George Ernest Flannery (1872-1945), barrister, was born on 13 March 1872 at Albury, New South Wales, fifth son of Irish parents Edmund Hayes Flannery, inspector of schools, and his wife Ellen, née MacSweeney. He was educated at Sydney Boys High School and from 1886 at St Ignatius College, Riverview, where he won many prizes. At the University of Sydney he graduated B.A. in 1892, winning the (Sir G.) Wigram Allen scholarship for law, and LL.B in 1894, with first-class honours and the university medal. Professor Pitt Cobbett urged other students to emulate Flannery's industry and mental clarity, but Flannery recalled that Cobbett served all students 'with a large dose of brimstone and a minimum of treacle'. Admitted to the Bar on 23 July 1894, he read with A. G. Ralston.
One of the bright young men surrounding (Sir) Edmund Barton, Flannery campaigned energetically for Federation. Much influenced by Senator R. E. O'Connor, he became his private secretary in 1901. Next year he accompanied Barton to England for the coronation of Edward VII; he met many prominent people, visited Ireland and returned through North America. In 1903, when O'Connor was appointed to the High Court of Australia, he became his associate.
Returning to the Bar in 1904, Flannery acquired a large, varied practice especially in appeals before the Full Bench of the Supreme Court and the High Court. He combined a mastery of legal principle with an orderly mind and the gift of lucid argument. His early High Court cases dealt mainly with patents, land tax and arbitration. He was increasingly briefed by the Commonwealth and New South Wales governments in cases involving constitutional law. He recognized the need for amendments to the Constitution. In 1916 under the War Precautions Act he was appointed by the Commonwealth government chairman of a board to try to determine issues relating to the coal strike. On 5 May 1920 he took silk. He kept abreast of the 'changing face of litigation' brought about by the financial development of the State, new commercial relations and the growing importance of constitutional law and taxation, which resulted in a more restrained class of advocacy. In 1931 he was retained by the Incorporated Law Institute of New South Wales to address the Legislative Assembly on the demerits of a controversial bill to reconstitute the legal profession; the bill was dropped. He retired in 1937; Mr Justice F. S. Boyce observed that he had 'resisted all endeavours to lift him to a more serene atmosphere [the bench]'.

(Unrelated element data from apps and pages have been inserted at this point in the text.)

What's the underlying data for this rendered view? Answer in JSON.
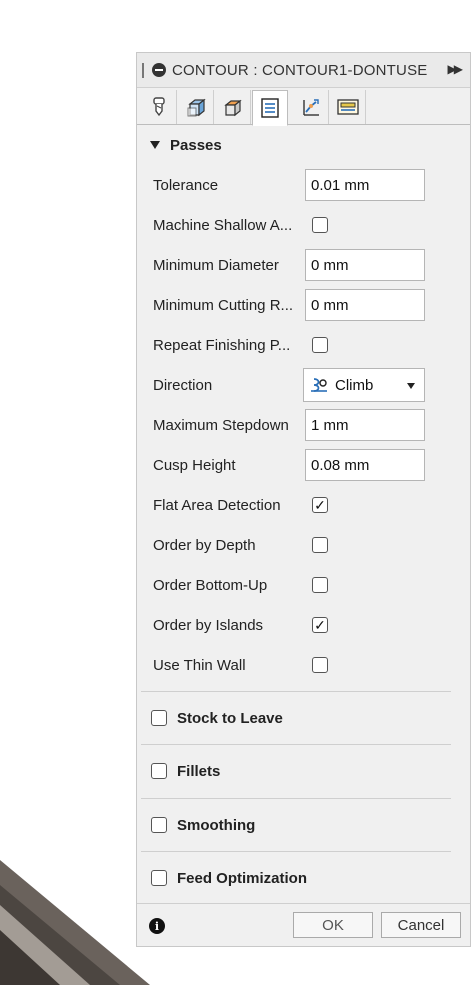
{
  "panel": {
    "title": "CONTOUR : CONTOUR1-DONTUSE",
    "tabs": [
      {
        "icon": "tool-icon"
      },
      {
        "icon": "geometry-icon"
      },
      {
        "icon": "heights-icon"
      },
      {
        "icon": "passes-icon",
        "active": true
      },
      {
        "icon": "linking-icon"
      },
      {
        "icon": "post-process-icon"
      }
    ]
  },
  "passes": {
    "title": "Passes",
    "fields": {
      "tolerance": {
        "label": "Tolerance",
        "value": "0.01 mm"
      },
      "machine_shallow": {
        "label": "Machine Shallow A...",
        "checked": false
      },
      "min_diameter": {
        "label": "Minimum Diameter",
        "value": "0 mm"
      },
      "min_cutting": {
        "label": "Minimum Cutting R...",
        "value": "0 mm"
      },
      "repeat_finishing": {
        "label": "Repeat Finishing P...",
        "checked": false
      },
      "direction": {
        "label": "Direction",
        "value": "Climb"
      },
      "max_stepdown": {
        "label": "Maximum Stepdown",
        "value": "1 mm"
      },
      "cusp_height": {
        "label": "Cusp Height",
        "value": "0.08 mm"
      },
      "flat_area": {
        "label": "Flat Area Detection",
        "checked": true
      },
      "order_depth": {
        "label": "Order by Depth",
        "checked": false
      },
      "order_bottom_up": {
        "label": "Order Bottom-Up",
        "checked": false
      },
      "order_islands": {
        "label": "Order by Islands",
        "checked": true
      },
      "thin_wall": {
        "label": "Use Thin Wall",
        "checked": false
      }
    }
  },
  "groups": {
    "stock": {
      "label": "Stock to Leave",
      "checked": false
    },
    "fillets": {
      "label": "Fillets",
      "checked": false
    },
    "smoothing": {
      "label": "Smoothing",
      "checked": false
    },
    "feed": {
      "label": "Feed Optimization",
      "checked": false
    }
  },
  "footer": {
    "info_icon_glyph": "i",
    "ok_label": "OK",
    "cancel_label": "Cancel"
  },
  "checkmark_glyph": "✓"
}
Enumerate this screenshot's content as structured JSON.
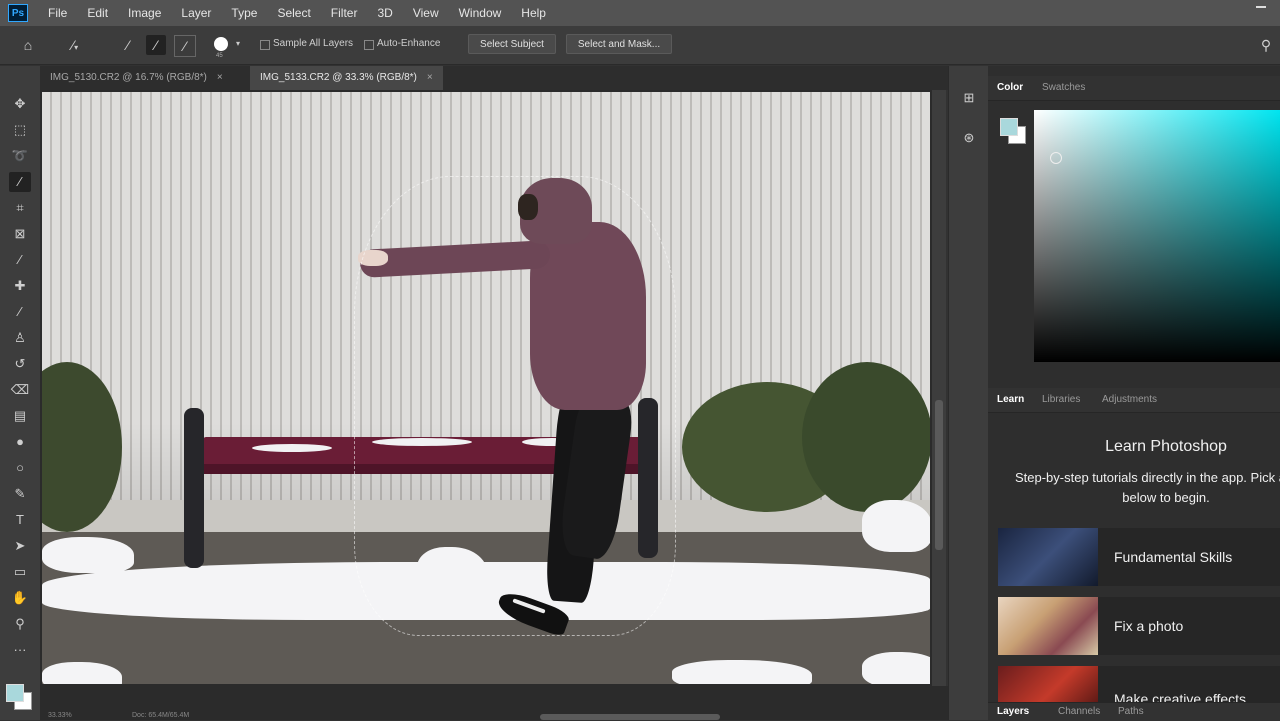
{
  "menu": {
    "logo": "Ps",
    "items": [
      "File",
      "Edit",
      "Image",
      "Layer",
      "Type",
      "Select",
      "Filter",
      "3D",
      "View",
      "Window",
      "Help"
    ]
  },
  "options": {
    "brush_size": "45",
    "sample_all_layers": "Sample All Layers",
    "auto_enhance": "Auto-Enhance",
    "select_subject": "Select Subject",
    "select_and_mask": "Select and Mask..."
  },
  "tabs": [
    {
      "label": "IMG_5130.CR2 @ 16.7% (RGB/8*)",
      "close": "×",
      "active": false
    },
    {
      "label": "IMG_5133.CR2 @ 33.3% (RGB/8*)",
      "close": "×",
      "active": true
    }
  ],
  "status": {
    "zoom": "33.33%",
    "doc": "Doc: 65.4M/65.4M"
  },
  "color_panel": {
    "tabs": [
      "Color",
      "Swatches"
    ],
    "foreground": "#a9d8dc",
    "background": "#ffffff",
    "hue": "#00e5f0"
  },
  "learn_panel": {
    "tabs": [
      "Learn",
      "Libraries",
      "Adjustments"
    ],
    "title": "Learn Photoshop",
    "subtitle": "Step-by-step tutorials directly in the app. Pick a topic below to begin.",
    "cards": [
      "Fundamental Skills",
      "Fix a photo",
      "Make creative effects"
    ]
  },
  "bottom_tabs": [
    "Layers",
    "Channels",
    "Paths"
  ],
  "icons": {
    "home": "⌂",
    "search": "⚲",
    "move": "✥",
    "marquee": "⬚",
    "lasso": "➰",
    "quick_select": "⁄",
    "crop": "⌗",
    "frame": "⊠",
    "eyedropper": "⁄",
    "healing": "✚",
    "brush": "⁄",
    "stamp": "♙",
    "history": "↺",
    "eraser": "⌫",
    "gradient": "▤",
    "blur": "●",
    "dodge": "○",
    "pen": "✎",
    "type": "T",
    "path_select": "➤",
    "shape": "▭",
    "hand": "✋",
    "zoom": "⚲",
    "more": "···",
    "panel_a": "⊞",
    "panel_b": "⊛"
  }
}
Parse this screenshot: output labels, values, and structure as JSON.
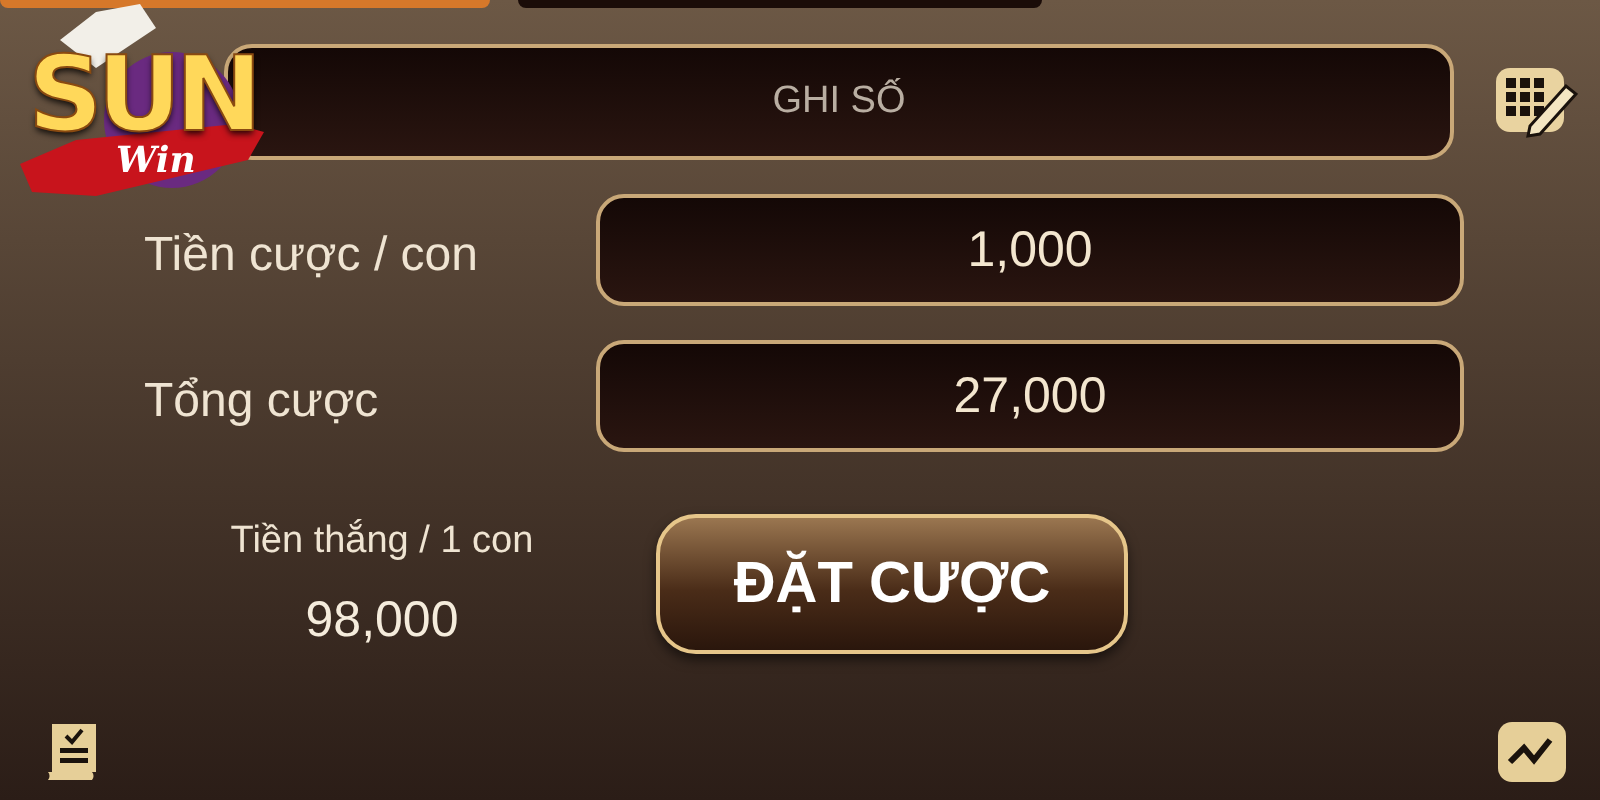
{
  "logo": {
    "title": "SUN",
    "subtitle": "Win"
  },
  "note_field": {
    "placeholder": "GHI SỐ"
  },
  "bet_per_number": {
    "label": "Tiền cược / con",
    "value": "1,000"
  },
  "total_bet": {
    "label": "Tổng cược",
    "value": "27,000"
  },
  "win_per_number": {
    "label": "Tiền thắng / 1 con",
    "value": "98,000"
  },
  "place_bet_button": {
    "label": "ĐẶT CƯỢC"
  }
}
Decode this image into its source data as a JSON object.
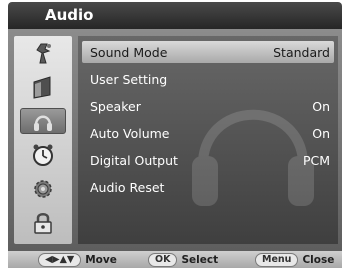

With great affection for his old school, Flannery was a foundation member of the Old Ignatians' Union and its second president. In 1901-41 he was a fellow of St John's College, within the university. He found his recreation following the turf and regularly attended Randwick racecourse.
Flannery lived at Centennial Park, and later nearby at Ocean Street, Woollahra, where he died from coronary occlusion on 28 January 1945; he was buried in the Catholic section of Waverley cemetery. He was survived by his wife Susan Teresa, née O'Donnell, whom he had married at St Joseph's Church, Woollahra, on 17 January 1914, and by one of their two sons. His estate was valued for probate at £44,335.
John Kennedy McLaughlin, 'Flannery, George Ernest (1872–1945)', Australian Dictionary of Biography, National Centre of Biography, Australian National University, http://adb.anu.edu.au/biography/flannery-george-ernest-6187/text10633, published first in hardcopy 1981, accessed online 1 July 2016.
This article was first published in hardcopy in Australian Dictionary of Biography, Volume 8, (MUP), 1981